Seriously, this book was truly disappointing.
I think it serves me right though for reading a book from a genre I've never been impressed with. I went in with fairly high expectations because of the recommendations from friends whose opinions I have hitherto respected.
This is my summation of it.
I don't know whether it was the translator sucking or the author himself, but the writing was, to put it succinctly, unpleasant. It felt juvenile, pretentious, and strangely familiar. This familiarity came, I fear, from its clichéd style. EVERY high school novelist knows that when you want to create tension you can just use shorter sentences and plainer language.
Furthermore, I will only tolerate EIGHT HUNDRED AND FORTY ONE PAGES in a book if the information being rammed down my throat is ENTIRELY NECESSARY. I do not need to know everything this stupid journalist did, from having sex with the neighbours to buying bread from the local grocery store. I DO NOT FRIGGEN CARE.
If you are going to write a book with the basic goal of telling a good story and not relate any further moral, philosophical, or theological arguments, at least have the decency to tell the story well.
Besides being uselessly fleshed out, I found the story bland. Maybe my attitude is so blasé because of the ludicrous amounts of mystery novels I devoured during elementary school, but I was expecting something unexpected.
Unreasonable? Absolutely not.
I think it perfectly logical for a publishing corporation to filter out all the cliché, repetitive crap and only pass on to readers the good, original,sustantial stuff. I feel sympathetic to the drug addict who has been sold coke padded out with sugar, or weed "watered down" with plain herbage.
After the big exposé scene, which was not sufficiently surprising, the novel dragged on with personal blather and corporation technical jargon. I kept reading in hopes that the author was going somewhere with it, but he wasn't.
The book could have been concluded easily in 300 pages, and Frank and Joe Hardy would have been much more endearing stars than the fantastic, unrealistic weenies than Larsson concocted.
Apart from the incessant harping about sexual assault statistics and women's rights which can be considered an important social service, there is shameless promotion of ideals, practices, and even corporations which I found infuriating.
We all know that product placement in TV/film media is inevitable. When Miley Cyrus or Hannah Montana (I don't know how to refer to the beast) drinks a bottle of Coca-Cola®, we know she (or her manager) has been paid by the corporation to have it seen.

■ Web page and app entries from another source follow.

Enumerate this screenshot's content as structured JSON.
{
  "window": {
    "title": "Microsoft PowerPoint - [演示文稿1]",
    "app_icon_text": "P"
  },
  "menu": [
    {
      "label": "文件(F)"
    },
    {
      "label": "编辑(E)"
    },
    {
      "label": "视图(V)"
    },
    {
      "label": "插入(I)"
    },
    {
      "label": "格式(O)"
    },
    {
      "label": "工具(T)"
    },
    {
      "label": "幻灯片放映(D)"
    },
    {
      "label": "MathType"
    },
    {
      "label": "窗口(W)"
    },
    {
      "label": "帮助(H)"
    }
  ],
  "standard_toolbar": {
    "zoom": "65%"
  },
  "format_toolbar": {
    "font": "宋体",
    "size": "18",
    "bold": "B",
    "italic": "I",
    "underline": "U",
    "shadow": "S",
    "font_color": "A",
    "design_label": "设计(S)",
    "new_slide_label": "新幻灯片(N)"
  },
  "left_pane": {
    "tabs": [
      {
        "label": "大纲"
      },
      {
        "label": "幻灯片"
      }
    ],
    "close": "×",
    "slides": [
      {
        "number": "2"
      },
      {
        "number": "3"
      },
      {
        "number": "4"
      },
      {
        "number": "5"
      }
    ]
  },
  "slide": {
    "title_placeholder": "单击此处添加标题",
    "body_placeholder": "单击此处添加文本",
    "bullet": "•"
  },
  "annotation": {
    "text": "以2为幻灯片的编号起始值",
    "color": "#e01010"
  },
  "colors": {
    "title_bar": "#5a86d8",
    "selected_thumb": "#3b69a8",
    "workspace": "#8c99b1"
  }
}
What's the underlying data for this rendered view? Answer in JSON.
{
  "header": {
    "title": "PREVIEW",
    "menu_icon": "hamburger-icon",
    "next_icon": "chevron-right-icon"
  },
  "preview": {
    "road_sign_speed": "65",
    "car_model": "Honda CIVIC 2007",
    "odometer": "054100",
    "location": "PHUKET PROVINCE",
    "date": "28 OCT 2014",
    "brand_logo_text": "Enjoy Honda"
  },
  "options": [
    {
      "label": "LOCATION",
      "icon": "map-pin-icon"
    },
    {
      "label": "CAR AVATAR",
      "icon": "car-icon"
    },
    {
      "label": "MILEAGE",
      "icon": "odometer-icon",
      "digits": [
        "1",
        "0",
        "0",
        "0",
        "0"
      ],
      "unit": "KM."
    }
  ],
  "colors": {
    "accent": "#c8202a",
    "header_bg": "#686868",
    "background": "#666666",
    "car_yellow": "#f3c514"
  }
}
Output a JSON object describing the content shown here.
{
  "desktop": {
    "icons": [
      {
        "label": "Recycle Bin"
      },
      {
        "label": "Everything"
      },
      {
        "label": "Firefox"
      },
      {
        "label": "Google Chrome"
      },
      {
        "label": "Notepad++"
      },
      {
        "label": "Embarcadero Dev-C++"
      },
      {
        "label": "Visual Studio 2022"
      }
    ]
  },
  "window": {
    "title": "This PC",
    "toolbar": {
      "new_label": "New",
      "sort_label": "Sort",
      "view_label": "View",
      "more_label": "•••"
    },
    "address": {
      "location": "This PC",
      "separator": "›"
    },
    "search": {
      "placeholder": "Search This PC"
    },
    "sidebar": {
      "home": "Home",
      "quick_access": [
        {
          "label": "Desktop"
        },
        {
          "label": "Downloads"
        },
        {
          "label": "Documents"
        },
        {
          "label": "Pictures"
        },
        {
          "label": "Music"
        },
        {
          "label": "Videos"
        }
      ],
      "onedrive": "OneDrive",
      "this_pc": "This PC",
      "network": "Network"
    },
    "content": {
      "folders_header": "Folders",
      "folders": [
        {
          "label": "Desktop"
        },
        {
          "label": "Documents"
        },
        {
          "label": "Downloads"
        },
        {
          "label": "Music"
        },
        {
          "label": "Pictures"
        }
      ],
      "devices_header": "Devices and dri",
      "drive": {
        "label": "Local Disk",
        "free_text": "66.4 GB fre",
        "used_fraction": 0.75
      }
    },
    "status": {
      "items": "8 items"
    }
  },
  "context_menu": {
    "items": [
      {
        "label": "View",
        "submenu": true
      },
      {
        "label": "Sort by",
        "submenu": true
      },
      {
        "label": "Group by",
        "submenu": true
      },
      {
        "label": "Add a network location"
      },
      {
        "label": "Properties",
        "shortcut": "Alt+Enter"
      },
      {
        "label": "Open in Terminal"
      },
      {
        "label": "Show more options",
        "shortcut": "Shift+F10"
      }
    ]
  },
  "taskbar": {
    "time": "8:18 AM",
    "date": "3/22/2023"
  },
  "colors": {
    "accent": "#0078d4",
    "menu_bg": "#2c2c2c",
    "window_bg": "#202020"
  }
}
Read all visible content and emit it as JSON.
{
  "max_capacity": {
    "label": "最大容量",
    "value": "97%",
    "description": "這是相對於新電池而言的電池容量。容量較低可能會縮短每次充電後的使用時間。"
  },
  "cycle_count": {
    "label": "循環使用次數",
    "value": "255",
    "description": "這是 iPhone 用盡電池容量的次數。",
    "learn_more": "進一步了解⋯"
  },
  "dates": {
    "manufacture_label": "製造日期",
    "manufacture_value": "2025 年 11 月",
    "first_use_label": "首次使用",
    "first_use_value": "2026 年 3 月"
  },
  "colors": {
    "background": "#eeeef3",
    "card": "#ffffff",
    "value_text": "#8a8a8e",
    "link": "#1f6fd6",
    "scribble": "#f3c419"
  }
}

Was Larsson paid by Apple to have his characters all tricked out with their latest gadgets? There was literally more than a page describing a character's laptop's hardware specifications, right down to the additional RAM.
WHY IS THIS RELEVANT TO THE READER'S COMPREHENSION??
IT IS FREKKEN NOT!
I wouldn't be surprised if the author and Apple had a nifty agreement to make Macs seem sexy, secure, and awesome while making PCs seem ridiculously unmanoeuvrable and vulnerable to hackers.
No matter how good your story is, it is not good enough to convince me that I should buy a Mac (although I already have one.... YOU DIDN'T CONVINCE ME!!).
There were other annoying blurbs of the same sort but I have now effectively erased them from my memory.
Granted, it only took me about 7.5 hours to read, but that is a day of my life I will never get back.
Screw you, Stieg Larsson. Screw you.